■ Assignment:
Go through the listing below and return each line that includes "content".

■ Extracted material:
+ + + + + + +
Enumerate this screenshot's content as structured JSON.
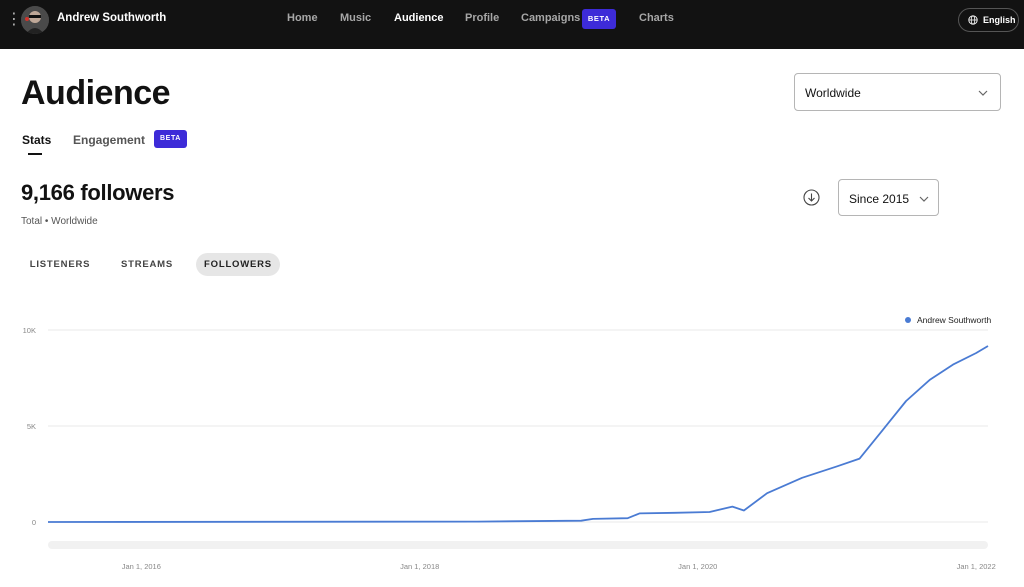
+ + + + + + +
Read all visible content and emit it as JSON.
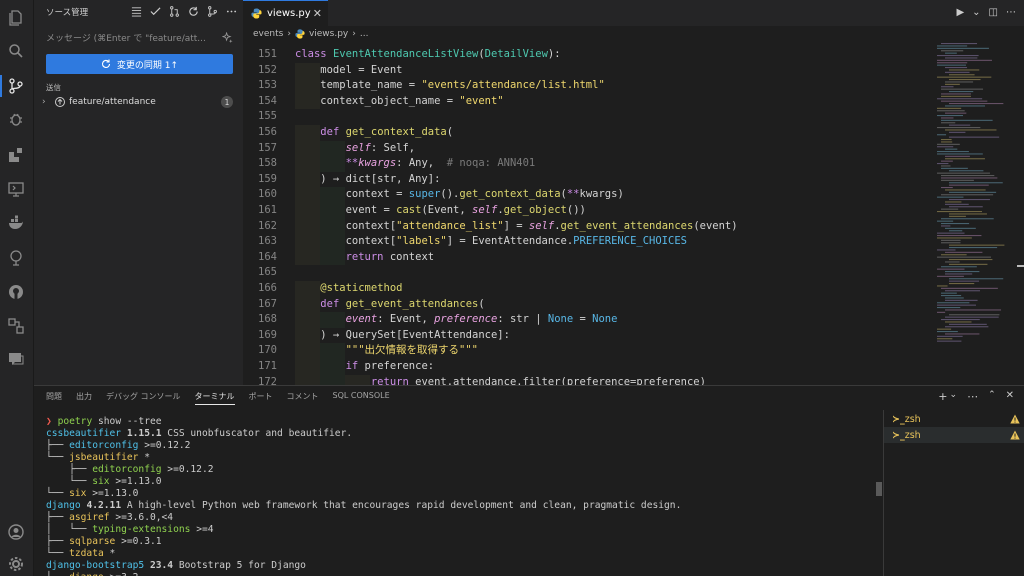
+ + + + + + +
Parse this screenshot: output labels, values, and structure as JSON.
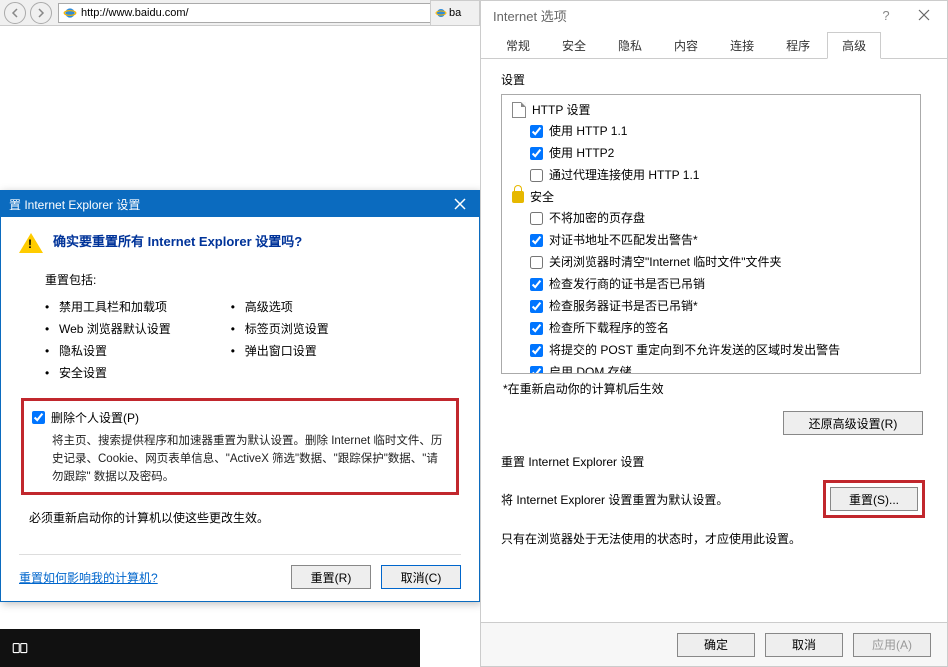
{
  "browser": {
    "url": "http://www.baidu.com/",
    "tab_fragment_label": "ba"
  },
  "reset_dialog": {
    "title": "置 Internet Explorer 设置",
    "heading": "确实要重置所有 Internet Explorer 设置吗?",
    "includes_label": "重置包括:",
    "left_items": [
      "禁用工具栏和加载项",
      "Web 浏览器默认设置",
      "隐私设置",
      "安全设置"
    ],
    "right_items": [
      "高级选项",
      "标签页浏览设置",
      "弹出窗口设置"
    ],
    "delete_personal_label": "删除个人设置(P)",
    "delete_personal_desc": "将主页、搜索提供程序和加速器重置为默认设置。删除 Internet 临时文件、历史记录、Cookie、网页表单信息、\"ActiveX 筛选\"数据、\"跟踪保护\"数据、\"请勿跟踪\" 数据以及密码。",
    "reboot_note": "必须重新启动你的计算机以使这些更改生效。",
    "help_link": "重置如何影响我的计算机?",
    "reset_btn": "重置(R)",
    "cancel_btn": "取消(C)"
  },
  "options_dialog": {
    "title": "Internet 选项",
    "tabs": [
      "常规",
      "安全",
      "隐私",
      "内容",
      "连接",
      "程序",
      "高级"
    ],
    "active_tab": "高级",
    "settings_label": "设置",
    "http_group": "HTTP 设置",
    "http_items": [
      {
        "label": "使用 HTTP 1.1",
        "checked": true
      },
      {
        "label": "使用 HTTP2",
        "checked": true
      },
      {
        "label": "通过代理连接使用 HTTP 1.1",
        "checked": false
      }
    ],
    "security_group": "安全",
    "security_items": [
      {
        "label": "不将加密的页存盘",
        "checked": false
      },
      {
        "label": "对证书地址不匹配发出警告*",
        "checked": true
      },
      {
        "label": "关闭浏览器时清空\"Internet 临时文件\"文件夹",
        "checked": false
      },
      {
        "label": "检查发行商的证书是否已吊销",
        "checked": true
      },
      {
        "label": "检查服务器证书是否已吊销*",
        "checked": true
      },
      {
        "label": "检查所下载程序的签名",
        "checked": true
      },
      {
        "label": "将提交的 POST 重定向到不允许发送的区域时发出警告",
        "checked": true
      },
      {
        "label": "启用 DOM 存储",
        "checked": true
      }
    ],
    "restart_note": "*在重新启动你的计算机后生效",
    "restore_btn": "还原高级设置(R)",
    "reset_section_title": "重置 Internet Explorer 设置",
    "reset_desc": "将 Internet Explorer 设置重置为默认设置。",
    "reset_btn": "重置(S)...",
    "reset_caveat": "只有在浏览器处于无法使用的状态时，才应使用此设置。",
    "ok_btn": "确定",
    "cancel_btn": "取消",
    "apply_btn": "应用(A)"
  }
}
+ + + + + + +
■ Answer box:
Enumerate this screenshot's content as structured JSON.
Read all visible content and emit it as JSON.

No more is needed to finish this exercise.